America and Iran Settle Their Differences on the Robotic Soccer Field
If only all geopolitical conflicts could be handled by droids kicking soccer balls at each other.
image via (cc) flickr user eneas
If you’ve been following the news lately, you’ve probably heard a little something about the recent nuclear agreement between the United States and Iran—an agreement critics fear will clear a path for Iranian atomic weapons, and which advocates argue is a necessary diplomatic step to help direct both nations away from a violent confrontation. But while pundits and politicians around the world have spent the last several days debating the merits of the nuclear diplomacy, Iranian and U.S. representatives were busy duking it out in a very different type of arena: The robotic soccer field.
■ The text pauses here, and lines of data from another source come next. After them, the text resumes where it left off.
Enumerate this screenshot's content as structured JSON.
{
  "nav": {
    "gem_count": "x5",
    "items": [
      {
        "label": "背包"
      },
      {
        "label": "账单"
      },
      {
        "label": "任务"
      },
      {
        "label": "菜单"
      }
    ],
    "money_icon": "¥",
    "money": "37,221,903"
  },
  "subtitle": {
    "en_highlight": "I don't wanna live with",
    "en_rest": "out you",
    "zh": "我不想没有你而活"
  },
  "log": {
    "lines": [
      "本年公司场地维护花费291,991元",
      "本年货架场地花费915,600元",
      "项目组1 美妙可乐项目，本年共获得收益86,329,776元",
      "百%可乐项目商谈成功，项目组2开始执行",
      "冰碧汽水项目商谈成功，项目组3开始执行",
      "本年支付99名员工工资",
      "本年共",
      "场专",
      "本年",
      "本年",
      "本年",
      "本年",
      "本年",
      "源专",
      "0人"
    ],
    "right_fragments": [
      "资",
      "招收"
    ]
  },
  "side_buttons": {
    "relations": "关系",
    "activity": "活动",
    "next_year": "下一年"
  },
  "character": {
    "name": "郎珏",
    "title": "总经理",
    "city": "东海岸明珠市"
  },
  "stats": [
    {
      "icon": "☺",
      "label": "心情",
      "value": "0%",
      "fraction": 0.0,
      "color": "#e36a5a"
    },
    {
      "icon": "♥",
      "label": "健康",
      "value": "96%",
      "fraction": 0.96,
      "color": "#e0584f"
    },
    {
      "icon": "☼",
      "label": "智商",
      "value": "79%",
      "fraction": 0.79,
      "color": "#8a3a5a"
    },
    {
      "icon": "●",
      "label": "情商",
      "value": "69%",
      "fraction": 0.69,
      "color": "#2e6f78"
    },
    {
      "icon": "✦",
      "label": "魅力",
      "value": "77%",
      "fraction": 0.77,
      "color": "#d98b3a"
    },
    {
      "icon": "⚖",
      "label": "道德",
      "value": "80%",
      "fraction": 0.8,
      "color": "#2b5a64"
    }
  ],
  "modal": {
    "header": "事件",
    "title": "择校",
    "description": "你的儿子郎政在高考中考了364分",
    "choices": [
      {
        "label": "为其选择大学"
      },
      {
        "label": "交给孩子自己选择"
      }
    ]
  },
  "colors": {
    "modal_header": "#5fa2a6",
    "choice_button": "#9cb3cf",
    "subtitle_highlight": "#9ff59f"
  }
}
The RoboCup was founded in 1997 as a global venue for playful robotic competition, but with a serious undercurrent of highly advanced A.I. and mechanical experimentation. Since then it has blossomed into a major event, featuring multiple leagues and tracks for different types and sizes of robotic athletes, all working toward the stated goal that: “By the middle of the 21st century, a team of fully autonomous humanoid robot soccer players shall win a soccer game, complying with the official rules of FIFA, against the winner of the most recent World Cup.”
It is that goal of a cooperative robotic contest which brought together a reported 175 teams from nearly 50 countries, all vying for the top prize at this year’s competition, held in the Chinese city of Hefei on July 17th to the 23rd.
Of all the different types of mechanical soccer taking place at the RoboCup, though, it is the “adult-size” league, featuring robots required to stand at least four feet tall, that is the competition’s crowning event. These are the machines which might someday compete against a flesh and blood crew of World Cup winners. Accordingly, the stakes here are high, not only for the sake of team bragging rights, but because a victory could very well advance the field of robotics as a whole.
This year’s adult-size finals boiled down to the U.S. and Iranian teams, each represented by a single bot. Iran’s robot, created by the Baset Pazhuh Tehran firm and THORwin, as well as the American bot, designed by a team from the University of Pennsylvania, were each required to dribble a soccer ball past a series of stationary obstacles, before taking their shot on goal, all autonomously, without any mid-field programming from operators on the sidelines.
In the end it was the Americans who took home the gold, winning the championship shootout 5-4, and setting the stage for a U.S.-Iranian rivalry at future RoboCups to come. And while any mention of friction between Americans and Iranians is likely to call to mind shades of the ongoing atomic tensions between both nations, this robo-soccer rivalry is, in actuality, geopolitics in its best incarnation: Two countries competing against each other, not for national supremacy, but to achieve a shared technological goal that could someday serve the betterment of us all.